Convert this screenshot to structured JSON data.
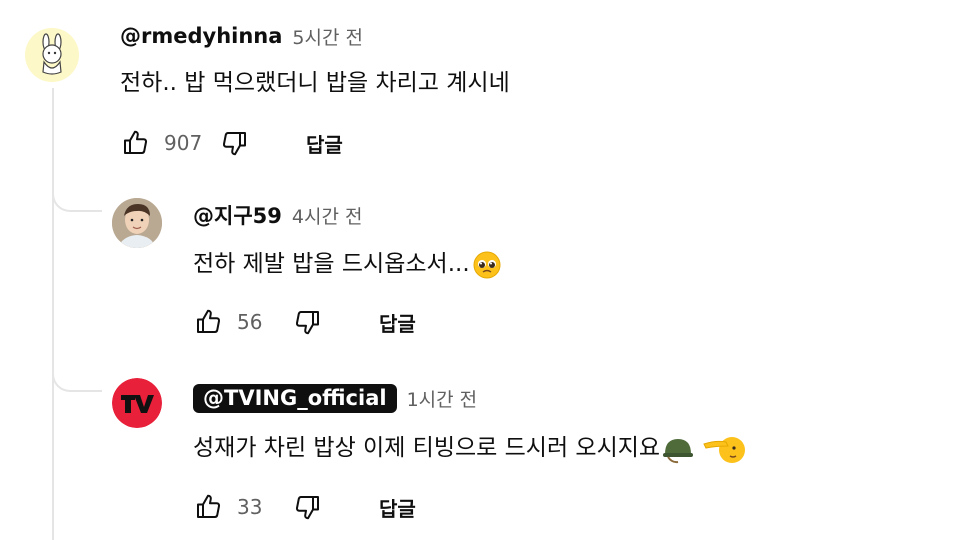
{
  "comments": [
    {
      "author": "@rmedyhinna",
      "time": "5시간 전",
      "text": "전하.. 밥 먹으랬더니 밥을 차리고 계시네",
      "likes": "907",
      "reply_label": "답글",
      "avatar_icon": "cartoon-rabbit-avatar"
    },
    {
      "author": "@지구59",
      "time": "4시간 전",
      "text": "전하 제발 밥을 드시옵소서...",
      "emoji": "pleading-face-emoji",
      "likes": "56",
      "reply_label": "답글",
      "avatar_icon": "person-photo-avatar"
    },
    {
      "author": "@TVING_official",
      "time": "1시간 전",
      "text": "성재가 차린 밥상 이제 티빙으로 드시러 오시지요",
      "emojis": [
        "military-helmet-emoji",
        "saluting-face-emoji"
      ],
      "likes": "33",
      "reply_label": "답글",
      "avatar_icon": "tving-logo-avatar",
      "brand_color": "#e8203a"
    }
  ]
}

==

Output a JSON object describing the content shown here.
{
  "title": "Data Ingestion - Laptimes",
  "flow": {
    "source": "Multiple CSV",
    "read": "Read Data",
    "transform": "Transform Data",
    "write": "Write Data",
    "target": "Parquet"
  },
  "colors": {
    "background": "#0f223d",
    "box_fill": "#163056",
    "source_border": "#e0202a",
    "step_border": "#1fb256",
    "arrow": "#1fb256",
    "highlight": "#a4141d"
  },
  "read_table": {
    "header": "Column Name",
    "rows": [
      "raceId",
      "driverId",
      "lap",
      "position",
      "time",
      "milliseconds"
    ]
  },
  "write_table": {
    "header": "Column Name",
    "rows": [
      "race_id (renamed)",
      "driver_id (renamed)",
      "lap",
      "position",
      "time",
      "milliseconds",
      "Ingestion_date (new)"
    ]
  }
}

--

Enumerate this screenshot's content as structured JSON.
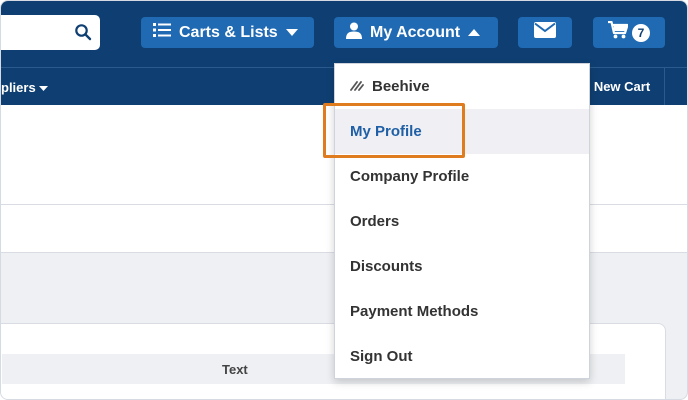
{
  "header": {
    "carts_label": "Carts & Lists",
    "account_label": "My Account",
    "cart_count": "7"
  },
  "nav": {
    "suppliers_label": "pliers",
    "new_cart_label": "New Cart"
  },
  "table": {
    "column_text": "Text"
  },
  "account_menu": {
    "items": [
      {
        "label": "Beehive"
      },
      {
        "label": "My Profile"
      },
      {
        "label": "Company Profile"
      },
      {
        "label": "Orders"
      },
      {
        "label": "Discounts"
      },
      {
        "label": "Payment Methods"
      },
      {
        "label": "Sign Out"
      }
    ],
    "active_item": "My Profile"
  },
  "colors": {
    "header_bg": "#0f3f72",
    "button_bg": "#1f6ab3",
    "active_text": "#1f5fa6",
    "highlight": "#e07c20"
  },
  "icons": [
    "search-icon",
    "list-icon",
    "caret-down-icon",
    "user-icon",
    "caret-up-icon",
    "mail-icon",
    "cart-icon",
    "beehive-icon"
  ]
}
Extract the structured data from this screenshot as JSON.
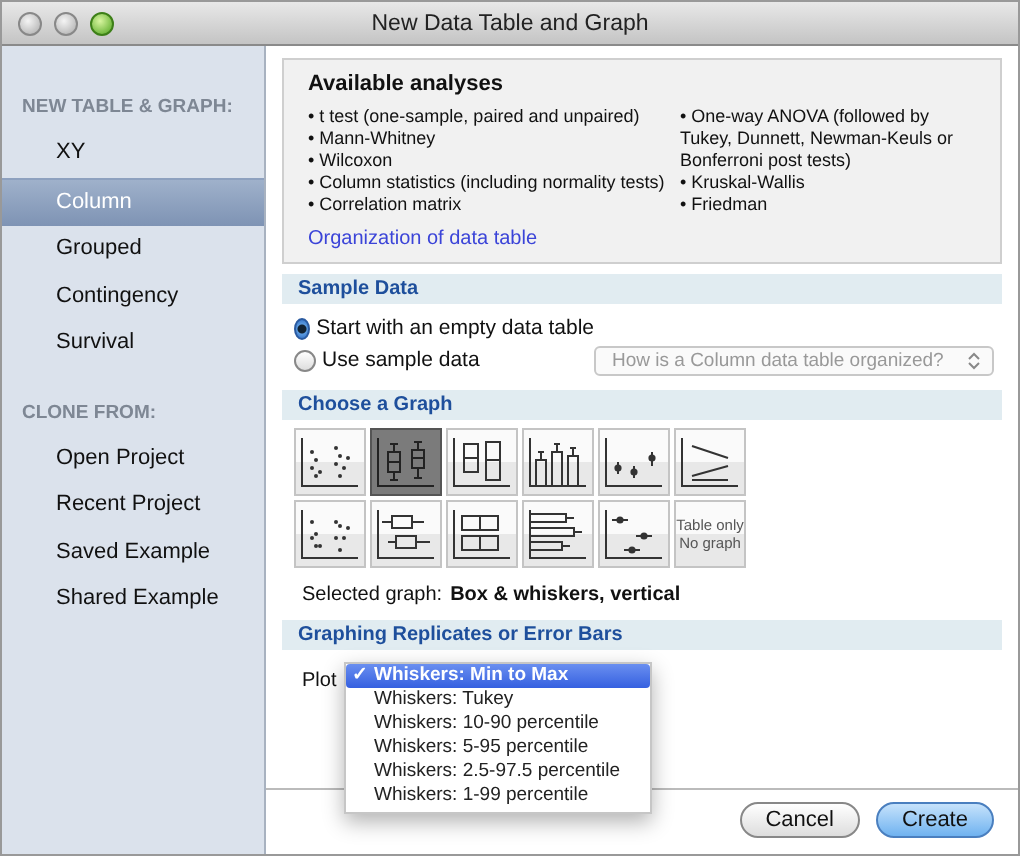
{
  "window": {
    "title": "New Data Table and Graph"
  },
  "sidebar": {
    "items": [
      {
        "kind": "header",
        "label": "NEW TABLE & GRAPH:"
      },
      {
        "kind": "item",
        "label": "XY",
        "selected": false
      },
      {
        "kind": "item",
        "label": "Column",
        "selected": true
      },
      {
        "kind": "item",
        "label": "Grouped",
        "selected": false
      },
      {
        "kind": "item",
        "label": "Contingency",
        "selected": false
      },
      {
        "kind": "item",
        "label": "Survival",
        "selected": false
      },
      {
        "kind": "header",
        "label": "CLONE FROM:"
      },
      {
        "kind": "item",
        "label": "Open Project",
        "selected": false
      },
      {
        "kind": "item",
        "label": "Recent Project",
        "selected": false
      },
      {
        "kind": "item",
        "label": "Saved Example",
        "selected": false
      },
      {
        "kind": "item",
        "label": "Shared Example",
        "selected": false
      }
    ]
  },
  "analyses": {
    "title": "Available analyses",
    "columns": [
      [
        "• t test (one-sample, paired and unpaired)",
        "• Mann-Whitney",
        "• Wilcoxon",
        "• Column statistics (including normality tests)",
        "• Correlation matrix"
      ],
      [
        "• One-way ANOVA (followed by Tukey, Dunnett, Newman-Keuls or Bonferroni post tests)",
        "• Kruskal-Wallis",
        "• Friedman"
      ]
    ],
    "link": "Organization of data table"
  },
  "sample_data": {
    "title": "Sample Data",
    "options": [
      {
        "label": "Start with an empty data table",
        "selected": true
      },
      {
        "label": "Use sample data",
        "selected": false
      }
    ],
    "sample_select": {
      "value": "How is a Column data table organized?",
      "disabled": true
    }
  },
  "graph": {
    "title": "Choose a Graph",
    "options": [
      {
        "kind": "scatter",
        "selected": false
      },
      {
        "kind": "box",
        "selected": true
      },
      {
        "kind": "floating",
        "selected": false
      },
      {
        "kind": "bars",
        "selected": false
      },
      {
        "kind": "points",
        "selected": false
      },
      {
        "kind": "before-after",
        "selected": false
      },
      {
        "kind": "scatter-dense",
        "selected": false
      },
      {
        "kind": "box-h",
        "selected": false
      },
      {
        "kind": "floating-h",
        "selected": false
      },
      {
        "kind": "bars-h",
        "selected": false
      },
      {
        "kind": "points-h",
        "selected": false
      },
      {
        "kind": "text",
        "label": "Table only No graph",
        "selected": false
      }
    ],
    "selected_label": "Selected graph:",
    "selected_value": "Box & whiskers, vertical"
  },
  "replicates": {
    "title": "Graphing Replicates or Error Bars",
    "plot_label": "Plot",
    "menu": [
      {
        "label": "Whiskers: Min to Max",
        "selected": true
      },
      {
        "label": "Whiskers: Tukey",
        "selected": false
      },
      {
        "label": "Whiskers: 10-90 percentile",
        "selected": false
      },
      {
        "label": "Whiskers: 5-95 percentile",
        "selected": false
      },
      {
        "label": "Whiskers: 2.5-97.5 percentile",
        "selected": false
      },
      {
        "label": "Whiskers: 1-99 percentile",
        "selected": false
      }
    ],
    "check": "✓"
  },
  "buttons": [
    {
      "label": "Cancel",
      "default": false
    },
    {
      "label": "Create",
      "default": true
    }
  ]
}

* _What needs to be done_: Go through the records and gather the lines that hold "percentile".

* _Written answer_:
        "label": "Whiskers: 10-90 percentile",
        "label": "Whiskers: 5-95 percentile",
        "label": "Whiskers: 2.5-97.5 percentile",
        "label": "Whiskers: 1-99 percentile",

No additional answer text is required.